* [Work required]:
Look for the word "Killing" in the records, and copy each line where it appears.

Dataset records: Begin

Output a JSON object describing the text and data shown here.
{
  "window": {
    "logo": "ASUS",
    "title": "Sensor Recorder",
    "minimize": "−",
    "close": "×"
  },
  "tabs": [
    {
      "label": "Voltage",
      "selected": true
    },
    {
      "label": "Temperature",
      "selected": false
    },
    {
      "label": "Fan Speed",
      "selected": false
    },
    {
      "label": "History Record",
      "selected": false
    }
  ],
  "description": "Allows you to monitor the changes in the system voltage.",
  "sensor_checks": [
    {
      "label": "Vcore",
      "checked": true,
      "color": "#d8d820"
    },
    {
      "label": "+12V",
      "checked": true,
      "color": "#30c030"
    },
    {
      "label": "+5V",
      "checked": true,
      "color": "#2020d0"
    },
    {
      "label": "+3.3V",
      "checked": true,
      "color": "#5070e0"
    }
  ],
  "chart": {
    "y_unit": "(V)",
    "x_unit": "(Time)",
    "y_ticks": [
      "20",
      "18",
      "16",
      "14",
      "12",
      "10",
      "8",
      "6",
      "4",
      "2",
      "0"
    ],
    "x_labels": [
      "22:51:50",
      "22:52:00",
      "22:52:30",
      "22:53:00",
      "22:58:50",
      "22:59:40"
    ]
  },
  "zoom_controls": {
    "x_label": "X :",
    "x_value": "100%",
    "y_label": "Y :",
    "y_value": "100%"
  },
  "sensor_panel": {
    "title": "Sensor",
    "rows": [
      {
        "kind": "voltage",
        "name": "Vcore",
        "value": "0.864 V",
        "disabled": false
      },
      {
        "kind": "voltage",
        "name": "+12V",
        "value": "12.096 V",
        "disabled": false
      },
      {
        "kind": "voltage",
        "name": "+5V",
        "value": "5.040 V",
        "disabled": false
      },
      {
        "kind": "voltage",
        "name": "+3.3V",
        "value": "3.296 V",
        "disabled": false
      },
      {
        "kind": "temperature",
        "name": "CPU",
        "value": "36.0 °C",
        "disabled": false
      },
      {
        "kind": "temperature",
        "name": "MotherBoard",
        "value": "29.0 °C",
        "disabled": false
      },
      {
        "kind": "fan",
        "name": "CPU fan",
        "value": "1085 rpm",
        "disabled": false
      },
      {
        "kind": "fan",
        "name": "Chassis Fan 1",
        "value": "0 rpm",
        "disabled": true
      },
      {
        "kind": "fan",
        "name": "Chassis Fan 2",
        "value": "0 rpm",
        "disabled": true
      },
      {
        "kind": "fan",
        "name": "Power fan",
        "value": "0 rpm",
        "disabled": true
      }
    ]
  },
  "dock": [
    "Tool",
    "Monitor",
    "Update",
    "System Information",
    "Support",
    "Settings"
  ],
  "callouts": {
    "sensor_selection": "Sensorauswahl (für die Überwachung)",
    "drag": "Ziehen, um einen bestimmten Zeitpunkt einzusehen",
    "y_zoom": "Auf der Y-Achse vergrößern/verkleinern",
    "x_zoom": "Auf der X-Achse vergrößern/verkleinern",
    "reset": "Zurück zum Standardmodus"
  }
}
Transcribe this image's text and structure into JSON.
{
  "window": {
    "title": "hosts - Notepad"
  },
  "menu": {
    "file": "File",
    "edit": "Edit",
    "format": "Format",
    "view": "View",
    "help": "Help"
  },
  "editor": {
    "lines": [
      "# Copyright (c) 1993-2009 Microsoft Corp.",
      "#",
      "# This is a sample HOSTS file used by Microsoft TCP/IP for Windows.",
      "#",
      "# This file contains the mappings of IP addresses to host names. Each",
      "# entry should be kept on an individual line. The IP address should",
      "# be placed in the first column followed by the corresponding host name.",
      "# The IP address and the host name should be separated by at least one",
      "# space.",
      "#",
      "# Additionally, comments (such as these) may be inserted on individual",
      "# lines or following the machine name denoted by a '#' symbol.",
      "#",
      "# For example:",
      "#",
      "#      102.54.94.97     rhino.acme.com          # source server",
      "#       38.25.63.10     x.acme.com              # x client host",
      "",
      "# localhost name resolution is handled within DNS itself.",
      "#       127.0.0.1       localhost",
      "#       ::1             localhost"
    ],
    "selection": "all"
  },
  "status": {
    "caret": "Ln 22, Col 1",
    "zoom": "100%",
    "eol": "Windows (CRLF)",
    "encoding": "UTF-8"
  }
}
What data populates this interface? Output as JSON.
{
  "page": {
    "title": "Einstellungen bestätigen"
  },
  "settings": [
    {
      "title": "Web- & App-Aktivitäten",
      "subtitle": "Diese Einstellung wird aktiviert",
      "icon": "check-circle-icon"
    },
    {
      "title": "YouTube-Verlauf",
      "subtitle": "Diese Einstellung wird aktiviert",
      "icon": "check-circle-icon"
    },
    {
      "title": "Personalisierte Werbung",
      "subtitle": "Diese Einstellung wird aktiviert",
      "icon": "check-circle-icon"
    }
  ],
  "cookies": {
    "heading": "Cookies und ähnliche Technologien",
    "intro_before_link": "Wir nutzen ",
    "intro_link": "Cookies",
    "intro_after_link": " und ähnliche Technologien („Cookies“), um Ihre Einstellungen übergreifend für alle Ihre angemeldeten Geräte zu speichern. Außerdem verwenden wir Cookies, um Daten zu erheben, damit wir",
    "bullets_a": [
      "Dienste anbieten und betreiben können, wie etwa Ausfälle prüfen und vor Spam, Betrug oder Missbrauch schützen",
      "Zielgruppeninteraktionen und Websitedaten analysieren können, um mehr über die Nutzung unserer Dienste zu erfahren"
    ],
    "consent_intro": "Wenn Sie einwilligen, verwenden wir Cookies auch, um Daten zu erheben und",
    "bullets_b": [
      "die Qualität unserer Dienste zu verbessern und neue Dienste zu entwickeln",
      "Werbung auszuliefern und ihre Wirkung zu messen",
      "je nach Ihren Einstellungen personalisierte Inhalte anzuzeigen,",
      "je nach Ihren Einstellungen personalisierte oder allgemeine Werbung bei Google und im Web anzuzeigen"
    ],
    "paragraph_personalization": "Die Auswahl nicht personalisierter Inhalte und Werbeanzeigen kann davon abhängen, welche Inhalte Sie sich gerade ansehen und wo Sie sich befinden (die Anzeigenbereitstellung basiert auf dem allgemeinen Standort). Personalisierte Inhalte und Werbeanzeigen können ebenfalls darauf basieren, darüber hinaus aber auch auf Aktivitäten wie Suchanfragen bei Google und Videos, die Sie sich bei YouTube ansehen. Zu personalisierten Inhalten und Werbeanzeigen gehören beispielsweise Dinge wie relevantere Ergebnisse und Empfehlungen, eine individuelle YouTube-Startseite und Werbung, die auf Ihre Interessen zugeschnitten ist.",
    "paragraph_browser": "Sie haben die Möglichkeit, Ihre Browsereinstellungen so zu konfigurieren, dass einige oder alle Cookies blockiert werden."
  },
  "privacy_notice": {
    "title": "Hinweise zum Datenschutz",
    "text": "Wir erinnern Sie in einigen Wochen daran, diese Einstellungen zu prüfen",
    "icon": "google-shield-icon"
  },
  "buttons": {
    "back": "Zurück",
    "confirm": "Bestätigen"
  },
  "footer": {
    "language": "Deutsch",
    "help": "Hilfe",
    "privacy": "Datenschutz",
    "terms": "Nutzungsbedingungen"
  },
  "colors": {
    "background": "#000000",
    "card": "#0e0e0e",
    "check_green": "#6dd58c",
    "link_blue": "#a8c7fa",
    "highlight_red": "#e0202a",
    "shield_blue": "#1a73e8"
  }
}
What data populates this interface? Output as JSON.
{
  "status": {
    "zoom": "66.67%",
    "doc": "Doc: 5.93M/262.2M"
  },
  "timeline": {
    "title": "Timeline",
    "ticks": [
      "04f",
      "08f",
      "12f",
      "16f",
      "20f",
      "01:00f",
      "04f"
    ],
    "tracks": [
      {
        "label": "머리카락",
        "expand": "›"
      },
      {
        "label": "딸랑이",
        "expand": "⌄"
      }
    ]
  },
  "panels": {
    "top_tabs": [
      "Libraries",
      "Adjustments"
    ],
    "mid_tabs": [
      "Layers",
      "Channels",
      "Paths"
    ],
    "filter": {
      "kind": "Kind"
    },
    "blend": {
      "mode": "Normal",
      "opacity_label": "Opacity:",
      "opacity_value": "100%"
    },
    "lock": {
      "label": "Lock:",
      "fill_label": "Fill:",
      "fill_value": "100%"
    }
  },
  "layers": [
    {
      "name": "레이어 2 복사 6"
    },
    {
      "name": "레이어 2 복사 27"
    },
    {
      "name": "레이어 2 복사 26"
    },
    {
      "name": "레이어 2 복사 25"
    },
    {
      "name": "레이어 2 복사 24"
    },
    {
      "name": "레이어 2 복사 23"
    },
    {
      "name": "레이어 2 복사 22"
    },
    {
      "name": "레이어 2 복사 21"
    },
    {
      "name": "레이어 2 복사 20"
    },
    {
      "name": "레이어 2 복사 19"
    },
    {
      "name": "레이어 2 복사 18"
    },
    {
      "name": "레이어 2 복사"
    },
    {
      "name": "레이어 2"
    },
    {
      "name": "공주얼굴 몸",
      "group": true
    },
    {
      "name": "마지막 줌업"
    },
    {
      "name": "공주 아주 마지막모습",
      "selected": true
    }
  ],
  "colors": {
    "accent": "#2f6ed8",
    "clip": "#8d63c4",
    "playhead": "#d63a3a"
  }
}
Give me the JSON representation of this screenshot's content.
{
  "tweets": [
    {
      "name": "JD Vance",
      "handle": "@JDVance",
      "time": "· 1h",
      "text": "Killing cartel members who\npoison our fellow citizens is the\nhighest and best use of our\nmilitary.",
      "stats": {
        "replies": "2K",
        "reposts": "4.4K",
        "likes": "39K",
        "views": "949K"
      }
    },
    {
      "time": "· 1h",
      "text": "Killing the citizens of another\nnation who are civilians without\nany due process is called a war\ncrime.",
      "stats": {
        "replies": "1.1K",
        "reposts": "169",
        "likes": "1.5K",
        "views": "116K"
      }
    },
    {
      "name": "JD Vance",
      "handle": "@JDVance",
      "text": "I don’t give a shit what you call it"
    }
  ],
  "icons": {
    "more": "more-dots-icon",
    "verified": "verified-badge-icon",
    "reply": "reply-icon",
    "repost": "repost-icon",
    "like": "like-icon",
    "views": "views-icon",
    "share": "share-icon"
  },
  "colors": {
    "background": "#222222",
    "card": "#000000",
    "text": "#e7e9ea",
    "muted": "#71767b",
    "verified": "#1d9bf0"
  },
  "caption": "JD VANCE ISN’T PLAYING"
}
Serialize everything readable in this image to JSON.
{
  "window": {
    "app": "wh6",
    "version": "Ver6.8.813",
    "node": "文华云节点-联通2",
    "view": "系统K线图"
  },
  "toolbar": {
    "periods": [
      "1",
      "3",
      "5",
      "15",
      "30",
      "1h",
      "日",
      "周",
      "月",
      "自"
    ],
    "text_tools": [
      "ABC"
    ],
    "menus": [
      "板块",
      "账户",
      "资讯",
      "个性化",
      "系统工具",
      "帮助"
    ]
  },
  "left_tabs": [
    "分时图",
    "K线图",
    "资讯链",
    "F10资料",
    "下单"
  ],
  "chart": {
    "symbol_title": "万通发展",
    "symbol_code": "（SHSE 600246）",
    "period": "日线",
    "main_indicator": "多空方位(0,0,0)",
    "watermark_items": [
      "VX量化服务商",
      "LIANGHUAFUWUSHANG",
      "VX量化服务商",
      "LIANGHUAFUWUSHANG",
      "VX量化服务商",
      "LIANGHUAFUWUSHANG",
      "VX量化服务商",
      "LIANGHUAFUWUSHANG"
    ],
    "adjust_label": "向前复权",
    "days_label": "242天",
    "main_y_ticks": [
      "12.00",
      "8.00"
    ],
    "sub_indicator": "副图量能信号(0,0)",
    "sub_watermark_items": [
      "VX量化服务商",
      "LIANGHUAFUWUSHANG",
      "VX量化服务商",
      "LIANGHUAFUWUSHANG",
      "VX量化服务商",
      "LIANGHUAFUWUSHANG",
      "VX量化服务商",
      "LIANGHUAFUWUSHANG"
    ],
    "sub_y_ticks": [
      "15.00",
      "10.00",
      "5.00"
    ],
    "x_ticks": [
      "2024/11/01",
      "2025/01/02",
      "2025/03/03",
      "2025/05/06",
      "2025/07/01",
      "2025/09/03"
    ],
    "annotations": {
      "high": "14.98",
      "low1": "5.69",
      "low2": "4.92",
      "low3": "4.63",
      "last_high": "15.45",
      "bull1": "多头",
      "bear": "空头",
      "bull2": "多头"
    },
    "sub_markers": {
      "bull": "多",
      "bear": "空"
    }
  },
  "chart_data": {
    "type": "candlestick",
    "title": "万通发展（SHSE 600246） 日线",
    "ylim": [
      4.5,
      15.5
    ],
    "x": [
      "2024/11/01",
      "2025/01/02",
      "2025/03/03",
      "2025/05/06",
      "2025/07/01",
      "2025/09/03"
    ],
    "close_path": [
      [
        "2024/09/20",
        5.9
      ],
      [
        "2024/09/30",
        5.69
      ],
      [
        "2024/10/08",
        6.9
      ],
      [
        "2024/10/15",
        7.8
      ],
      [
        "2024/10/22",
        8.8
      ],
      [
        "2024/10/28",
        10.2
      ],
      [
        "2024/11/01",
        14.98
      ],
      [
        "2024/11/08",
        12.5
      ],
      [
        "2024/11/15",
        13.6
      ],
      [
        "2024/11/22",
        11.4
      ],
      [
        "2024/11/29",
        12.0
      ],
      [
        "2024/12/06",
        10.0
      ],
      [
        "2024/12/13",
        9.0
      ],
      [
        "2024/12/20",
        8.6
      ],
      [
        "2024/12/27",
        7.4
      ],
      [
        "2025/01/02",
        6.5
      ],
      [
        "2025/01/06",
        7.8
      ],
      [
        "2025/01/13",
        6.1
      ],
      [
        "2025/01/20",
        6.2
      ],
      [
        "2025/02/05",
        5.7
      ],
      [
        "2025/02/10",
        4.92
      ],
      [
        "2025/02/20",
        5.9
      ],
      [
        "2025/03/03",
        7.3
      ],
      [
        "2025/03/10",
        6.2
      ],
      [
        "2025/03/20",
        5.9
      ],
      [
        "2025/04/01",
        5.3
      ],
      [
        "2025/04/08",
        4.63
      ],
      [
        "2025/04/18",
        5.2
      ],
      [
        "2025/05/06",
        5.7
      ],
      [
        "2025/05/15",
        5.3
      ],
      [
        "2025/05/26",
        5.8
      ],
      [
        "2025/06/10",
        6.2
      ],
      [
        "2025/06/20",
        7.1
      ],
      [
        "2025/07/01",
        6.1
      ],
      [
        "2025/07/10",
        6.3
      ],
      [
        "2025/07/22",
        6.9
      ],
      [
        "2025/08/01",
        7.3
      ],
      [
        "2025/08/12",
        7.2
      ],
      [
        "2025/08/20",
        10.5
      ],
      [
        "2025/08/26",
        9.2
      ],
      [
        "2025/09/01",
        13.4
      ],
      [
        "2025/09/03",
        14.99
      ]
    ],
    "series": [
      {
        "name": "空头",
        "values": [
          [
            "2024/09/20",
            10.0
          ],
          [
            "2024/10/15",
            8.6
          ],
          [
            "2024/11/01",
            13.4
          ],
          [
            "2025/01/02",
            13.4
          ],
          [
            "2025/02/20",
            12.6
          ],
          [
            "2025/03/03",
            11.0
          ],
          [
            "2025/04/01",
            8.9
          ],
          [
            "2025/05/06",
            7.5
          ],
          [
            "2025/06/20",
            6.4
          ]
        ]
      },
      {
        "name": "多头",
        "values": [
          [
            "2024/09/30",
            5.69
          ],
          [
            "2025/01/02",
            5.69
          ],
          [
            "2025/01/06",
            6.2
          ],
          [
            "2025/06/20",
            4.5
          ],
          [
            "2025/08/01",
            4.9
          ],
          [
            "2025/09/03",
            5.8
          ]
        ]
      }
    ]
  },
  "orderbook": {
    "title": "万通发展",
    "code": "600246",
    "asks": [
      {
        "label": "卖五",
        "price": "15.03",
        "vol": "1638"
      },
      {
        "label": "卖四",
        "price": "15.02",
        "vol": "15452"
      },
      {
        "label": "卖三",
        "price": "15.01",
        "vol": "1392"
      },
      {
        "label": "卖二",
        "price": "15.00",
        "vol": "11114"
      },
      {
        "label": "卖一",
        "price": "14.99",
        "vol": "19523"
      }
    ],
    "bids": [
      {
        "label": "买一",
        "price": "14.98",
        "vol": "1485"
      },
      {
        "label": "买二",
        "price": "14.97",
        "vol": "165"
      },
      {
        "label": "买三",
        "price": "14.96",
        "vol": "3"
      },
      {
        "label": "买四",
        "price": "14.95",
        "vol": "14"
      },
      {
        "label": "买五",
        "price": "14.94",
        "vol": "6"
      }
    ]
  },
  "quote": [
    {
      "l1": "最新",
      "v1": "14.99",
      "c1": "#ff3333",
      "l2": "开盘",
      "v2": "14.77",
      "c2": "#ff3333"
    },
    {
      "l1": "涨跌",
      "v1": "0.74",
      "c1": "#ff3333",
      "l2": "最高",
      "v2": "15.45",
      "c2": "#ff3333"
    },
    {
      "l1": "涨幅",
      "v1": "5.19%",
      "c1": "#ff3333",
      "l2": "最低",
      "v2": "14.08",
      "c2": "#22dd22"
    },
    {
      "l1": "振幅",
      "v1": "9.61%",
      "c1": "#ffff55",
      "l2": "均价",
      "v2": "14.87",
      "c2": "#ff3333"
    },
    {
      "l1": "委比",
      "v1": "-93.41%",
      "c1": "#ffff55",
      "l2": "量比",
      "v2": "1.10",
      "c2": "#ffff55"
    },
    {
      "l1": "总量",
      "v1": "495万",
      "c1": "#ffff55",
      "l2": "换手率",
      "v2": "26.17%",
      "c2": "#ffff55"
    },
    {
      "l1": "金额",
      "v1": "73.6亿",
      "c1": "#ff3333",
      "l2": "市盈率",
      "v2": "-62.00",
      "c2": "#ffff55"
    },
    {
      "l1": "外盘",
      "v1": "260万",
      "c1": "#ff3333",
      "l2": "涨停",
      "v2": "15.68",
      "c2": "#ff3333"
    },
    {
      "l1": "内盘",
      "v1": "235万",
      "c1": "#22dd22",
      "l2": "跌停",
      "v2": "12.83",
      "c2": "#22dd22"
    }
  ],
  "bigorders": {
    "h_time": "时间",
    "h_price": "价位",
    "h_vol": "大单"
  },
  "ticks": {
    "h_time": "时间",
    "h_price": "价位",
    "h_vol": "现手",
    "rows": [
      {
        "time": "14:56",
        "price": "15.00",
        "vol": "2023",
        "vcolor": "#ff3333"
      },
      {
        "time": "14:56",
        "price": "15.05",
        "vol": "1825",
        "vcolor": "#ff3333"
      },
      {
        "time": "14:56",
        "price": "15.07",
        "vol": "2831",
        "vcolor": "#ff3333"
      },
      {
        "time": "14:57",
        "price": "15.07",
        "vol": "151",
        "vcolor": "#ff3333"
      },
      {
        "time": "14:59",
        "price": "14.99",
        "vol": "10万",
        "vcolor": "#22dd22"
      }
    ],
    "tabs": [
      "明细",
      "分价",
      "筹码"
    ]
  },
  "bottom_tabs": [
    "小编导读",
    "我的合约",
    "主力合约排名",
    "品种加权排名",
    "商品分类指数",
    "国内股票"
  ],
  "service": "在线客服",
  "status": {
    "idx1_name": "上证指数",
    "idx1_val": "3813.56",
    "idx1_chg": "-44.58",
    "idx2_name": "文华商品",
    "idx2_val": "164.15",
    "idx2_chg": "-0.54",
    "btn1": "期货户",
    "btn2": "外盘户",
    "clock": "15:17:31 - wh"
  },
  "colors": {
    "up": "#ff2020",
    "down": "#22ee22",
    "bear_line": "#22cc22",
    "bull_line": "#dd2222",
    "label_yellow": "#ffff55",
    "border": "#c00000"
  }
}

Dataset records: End

* [Result]:
      "text": "Killing cartel members who\npoison our fellow citizens is the\nhighest and best use of our\nmilitary.",
      "text": "Killing the citizens of another\nnation who are civilians without\nany due process is called a war\ncrime.",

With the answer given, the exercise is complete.